*HOW TO COMPLETE THIS TASK*
In these entries, tally the lines where "Class" occurs. Respond with only the count.

*DATA SUPPLIED*
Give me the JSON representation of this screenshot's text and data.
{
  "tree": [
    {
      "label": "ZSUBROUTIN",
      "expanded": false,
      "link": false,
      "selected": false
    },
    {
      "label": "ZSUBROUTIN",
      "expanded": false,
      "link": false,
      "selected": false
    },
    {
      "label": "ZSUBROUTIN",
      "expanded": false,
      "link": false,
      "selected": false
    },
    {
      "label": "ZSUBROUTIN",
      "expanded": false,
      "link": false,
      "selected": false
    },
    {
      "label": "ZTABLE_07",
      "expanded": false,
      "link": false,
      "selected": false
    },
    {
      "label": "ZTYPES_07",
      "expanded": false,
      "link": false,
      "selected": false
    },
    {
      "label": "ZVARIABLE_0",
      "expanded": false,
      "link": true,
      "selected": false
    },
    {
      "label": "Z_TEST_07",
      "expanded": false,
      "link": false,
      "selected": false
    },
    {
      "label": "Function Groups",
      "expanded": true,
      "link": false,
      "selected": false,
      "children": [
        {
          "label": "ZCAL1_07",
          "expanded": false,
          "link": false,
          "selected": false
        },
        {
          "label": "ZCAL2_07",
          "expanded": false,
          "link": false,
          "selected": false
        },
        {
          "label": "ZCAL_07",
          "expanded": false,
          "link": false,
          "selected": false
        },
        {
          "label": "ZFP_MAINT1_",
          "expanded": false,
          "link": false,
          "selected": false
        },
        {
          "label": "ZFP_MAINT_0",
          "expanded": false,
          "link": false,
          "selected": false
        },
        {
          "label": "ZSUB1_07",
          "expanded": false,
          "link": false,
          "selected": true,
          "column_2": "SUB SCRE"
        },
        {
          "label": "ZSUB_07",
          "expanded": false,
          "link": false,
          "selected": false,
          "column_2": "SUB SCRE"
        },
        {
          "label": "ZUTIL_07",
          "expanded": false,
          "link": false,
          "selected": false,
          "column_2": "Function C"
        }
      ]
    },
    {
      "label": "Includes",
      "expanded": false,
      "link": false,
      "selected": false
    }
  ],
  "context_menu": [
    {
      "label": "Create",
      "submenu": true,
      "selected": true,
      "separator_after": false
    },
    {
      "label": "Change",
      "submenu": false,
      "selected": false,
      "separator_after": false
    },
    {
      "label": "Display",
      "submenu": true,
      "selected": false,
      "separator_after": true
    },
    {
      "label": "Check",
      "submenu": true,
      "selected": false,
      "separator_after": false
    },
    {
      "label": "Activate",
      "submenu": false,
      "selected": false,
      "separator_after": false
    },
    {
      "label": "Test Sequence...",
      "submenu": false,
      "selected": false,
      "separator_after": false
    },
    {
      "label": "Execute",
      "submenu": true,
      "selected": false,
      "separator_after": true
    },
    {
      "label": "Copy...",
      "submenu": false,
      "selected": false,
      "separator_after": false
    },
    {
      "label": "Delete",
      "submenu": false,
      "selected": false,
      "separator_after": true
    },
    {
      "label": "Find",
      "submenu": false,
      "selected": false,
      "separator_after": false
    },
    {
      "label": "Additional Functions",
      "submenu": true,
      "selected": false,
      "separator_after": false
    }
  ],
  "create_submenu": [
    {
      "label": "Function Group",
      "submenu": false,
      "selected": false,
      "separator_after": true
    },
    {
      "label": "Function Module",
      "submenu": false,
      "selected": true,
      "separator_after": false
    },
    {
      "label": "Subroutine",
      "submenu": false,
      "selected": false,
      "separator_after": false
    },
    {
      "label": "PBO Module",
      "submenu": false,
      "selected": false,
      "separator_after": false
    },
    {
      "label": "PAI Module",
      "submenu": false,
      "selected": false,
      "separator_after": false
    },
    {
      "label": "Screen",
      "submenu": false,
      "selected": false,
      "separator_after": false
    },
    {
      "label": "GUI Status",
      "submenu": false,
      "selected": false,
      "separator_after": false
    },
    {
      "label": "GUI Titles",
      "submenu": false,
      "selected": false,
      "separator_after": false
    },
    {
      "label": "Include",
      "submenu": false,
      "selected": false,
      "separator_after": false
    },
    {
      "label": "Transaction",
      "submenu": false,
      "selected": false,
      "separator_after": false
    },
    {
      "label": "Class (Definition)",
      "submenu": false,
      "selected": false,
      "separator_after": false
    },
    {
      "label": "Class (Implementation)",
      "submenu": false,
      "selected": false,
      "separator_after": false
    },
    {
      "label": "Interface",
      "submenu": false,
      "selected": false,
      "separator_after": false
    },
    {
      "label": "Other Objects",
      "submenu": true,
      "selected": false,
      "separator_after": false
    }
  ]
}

*REPLY*
2